### Required action
What lines in the material hold the string "alias"? Copy out each of them.

### Supplied material
%%
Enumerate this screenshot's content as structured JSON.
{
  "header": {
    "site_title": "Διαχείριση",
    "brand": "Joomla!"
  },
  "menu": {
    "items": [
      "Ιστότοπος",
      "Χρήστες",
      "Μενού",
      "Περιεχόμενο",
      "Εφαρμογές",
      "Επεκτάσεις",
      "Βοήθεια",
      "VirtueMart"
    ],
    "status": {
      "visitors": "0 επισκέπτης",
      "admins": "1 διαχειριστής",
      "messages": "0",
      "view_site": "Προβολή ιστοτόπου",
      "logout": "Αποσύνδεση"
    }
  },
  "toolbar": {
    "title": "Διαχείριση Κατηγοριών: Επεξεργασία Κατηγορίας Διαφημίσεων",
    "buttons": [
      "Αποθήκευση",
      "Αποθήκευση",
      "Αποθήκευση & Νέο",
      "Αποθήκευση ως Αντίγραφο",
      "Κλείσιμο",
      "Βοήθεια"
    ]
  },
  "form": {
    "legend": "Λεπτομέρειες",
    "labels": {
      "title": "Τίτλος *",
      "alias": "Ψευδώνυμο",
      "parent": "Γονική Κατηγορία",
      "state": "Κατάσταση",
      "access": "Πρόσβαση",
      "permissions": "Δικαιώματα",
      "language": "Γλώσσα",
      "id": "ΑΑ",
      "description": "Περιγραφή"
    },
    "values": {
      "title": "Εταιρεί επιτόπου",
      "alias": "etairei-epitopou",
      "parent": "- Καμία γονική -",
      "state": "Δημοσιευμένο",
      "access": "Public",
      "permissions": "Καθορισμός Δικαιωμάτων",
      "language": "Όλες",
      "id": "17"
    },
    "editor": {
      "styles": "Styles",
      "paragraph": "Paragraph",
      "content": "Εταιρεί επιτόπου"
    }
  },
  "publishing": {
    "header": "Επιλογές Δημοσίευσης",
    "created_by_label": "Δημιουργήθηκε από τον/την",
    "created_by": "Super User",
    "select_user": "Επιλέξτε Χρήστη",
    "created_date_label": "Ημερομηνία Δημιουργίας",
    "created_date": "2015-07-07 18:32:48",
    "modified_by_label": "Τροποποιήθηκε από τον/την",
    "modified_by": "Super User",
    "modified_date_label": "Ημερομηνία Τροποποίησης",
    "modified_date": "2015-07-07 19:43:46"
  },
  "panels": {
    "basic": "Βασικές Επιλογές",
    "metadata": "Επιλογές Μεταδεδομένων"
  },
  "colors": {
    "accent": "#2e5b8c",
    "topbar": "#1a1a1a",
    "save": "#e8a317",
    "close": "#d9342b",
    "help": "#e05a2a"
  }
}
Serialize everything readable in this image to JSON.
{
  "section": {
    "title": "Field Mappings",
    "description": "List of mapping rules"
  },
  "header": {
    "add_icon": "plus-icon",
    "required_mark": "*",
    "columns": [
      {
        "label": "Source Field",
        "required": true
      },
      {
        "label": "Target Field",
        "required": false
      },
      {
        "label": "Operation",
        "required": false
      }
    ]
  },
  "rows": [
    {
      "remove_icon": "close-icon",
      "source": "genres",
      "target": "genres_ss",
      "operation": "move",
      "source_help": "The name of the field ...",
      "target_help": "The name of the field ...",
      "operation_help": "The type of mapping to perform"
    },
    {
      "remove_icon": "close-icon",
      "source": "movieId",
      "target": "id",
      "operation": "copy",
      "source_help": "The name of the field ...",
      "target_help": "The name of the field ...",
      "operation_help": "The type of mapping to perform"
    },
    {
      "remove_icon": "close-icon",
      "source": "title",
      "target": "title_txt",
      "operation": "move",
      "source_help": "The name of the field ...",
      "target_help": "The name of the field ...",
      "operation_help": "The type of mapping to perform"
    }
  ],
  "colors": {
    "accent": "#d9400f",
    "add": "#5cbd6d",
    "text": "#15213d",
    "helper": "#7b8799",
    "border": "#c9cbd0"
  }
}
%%
### Task result
      "alias": "Ψευδώνυμο",
      "alias": "etairei-epitopou",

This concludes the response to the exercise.